Try it
Find every line of the records that has "MainWindow" and return it.
[Start of section]
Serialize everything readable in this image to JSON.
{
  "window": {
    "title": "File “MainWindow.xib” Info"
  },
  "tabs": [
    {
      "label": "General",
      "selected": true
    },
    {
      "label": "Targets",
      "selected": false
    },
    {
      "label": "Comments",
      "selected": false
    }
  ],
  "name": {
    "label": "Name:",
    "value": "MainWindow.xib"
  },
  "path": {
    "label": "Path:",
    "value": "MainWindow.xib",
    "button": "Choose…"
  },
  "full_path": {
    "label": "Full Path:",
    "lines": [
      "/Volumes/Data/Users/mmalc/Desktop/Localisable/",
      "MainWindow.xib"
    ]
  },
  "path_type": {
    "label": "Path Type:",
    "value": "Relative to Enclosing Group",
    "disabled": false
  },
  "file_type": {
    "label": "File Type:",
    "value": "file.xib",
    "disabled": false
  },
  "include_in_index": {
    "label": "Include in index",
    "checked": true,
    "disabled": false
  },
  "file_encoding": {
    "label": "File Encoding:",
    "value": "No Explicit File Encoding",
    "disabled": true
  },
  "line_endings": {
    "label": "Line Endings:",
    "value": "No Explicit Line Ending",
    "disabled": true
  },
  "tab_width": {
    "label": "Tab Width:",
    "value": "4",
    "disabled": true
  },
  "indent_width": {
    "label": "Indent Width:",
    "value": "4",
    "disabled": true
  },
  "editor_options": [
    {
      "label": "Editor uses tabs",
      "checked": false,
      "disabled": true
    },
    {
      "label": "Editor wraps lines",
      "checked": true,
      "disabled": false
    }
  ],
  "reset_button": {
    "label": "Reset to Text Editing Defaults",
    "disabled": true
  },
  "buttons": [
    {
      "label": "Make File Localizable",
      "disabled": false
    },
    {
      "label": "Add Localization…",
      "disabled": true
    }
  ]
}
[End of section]
Exercise response
    "title": "File “MainWindow.xib” Info"
    "value": "MainWindow.xib"
    "value": "MainWindow.xib",
      "MainWindow.xib"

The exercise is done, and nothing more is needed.